July 3rd marked the 100th anniversary of the signing of the Migratory Bird Treaty Act. On that day in 1918, America’s most important bird protection law went into effect. Throughout 2018, we are celebrating this milestone as the Year of the Bird, yet at the same time, we are defending the law in the face of unprecedented attacks, including by recently filing a lawsuit against the administration.

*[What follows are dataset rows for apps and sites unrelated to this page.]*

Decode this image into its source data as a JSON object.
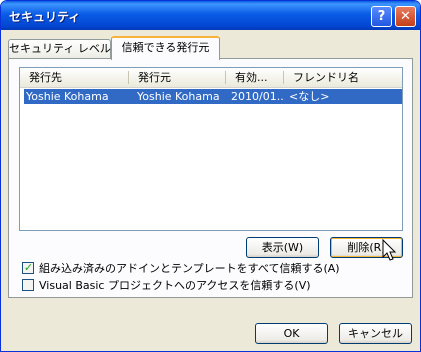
{
  "window": {
    "title": "セキュリティ",
    "help_label": "?",
    "close_label": "✕"
  },
  "tabs": [
    {
      "label": "セキュリティ レベル"
    },
    {
      "label": "信頼できる発行元"
    }
  ],
  "list": {
    "columns": [
      "発行先",
      "発行元",
      "有効...",
      "フレンドリ名"
    ],
    "rows": [
      {
        "issued_to": "Yoshie Kohama",
        "issued_by": "Yoshie Kohama",
        "expires": "2010/01...",
        "friendly": "<なし>"
      }
    ]
  },
  "buttons": {
    "view": "表示(W)",
    "remove": "削除(R)",
    "ok": "OK",
    "cancel": "キャンセル"
  },
  "options": [
    {
      "label": "組み込み済みのアドインとテンプレートをすべて信頼する(A)",
      "checked": true,
      "mark": "✓"
    },
    {
      "label": "Visual Basic プロジェクトへのアクセスを信頼する(V)",
      "checked": false,
      "mark": ""
    }
  ]
}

A few weeks ago, in conjunction with other conservation groups including the Natural Resources Defense Council, Defenders of Wildlife, National Wildlife Federation, and others, Audubon filed litigation to challenge the administration’s interpretation of the Migratory Bird Treaty Act that guts enforcement of the law. The policy reverses decades of precedent in the interpretation of the law by both Republican and Democratic administrations. The new interpretation allows all industrial activity to be exempted from the MBTA by only prohibiting deliberate acts, and letting off the hook bird deaths caused by hazards such as oil waste pits, oil spills, mining activity, power line electrocutions, and other threats. It drastically reduces the incentive for companies to adopt best practices that save birds from preventable harm, along with the ability to recover after events such as oil spills by applying fines under the law to habitat restoration.

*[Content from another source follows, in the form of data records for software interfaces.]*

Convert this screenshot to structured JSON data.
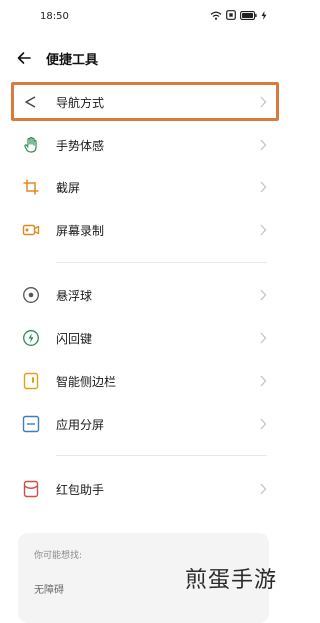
{
  "status": {
    "time": "18:50"
  },
  "header": {
    "title": "便捷工具"
  },
  "items": [
    {
      "label": "导航方式",
      "icon": "navigation-triangle-icon"
    },
    {
      "label": "手势体感",
      "icon": "hand-gesture-icon"
    },
    {
      "label": "截屏",
      "icon": "crop-icon"
    },
    {
      "label": "屏幕录制",
      "icon": "video-record-icon"
    },
    {
      "label": "悬浮球",
      "icon": "floating-ball-icon"
    },
    {
      "label": "闪回键",
      "icon": "flashback-icon"
    },
    {
      "label": "智能侧边栏",
      "icon": "sidebar-icon"
    },
    {
      "label": "应用分屏",
      "icon": "split-screen-icon"
    },
    {
      "label": "红包助手",
      "icon": "red-envelope-icon"
    }
  ],
  "suggest": {
    "header": "你可能想找:",
    "items": [
      "无障碍"
    ]
  },
  "watermark": "煎蛋手游",
  "colors": {
    "icon_green": "#2e8b57",
    "icon_orange": "#e08a1e",
    "highlight": "#d97a3f",
    "text": "#1a1a1a"
  }
}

Throughout the year, Audubon and our partners have worked to defend the law from Congressional attacks as well, such as HR 4239 and the Cheney “bird-killer amendment,” which would permanently change the law and its ability to address preventable industrial hazards. A recent Audubon article summarized some of the widespread support for upholding the law, including from Audubon members, Members of Congress, former administration officials, and more. If you haven’t yet contacted your Representatives or the administration and asked them to defend the law, please send them an email through our Action Center. We will continue to count on support from you and others across the country to ensure the MBTA remains a vital tool for conserving birds in its next century.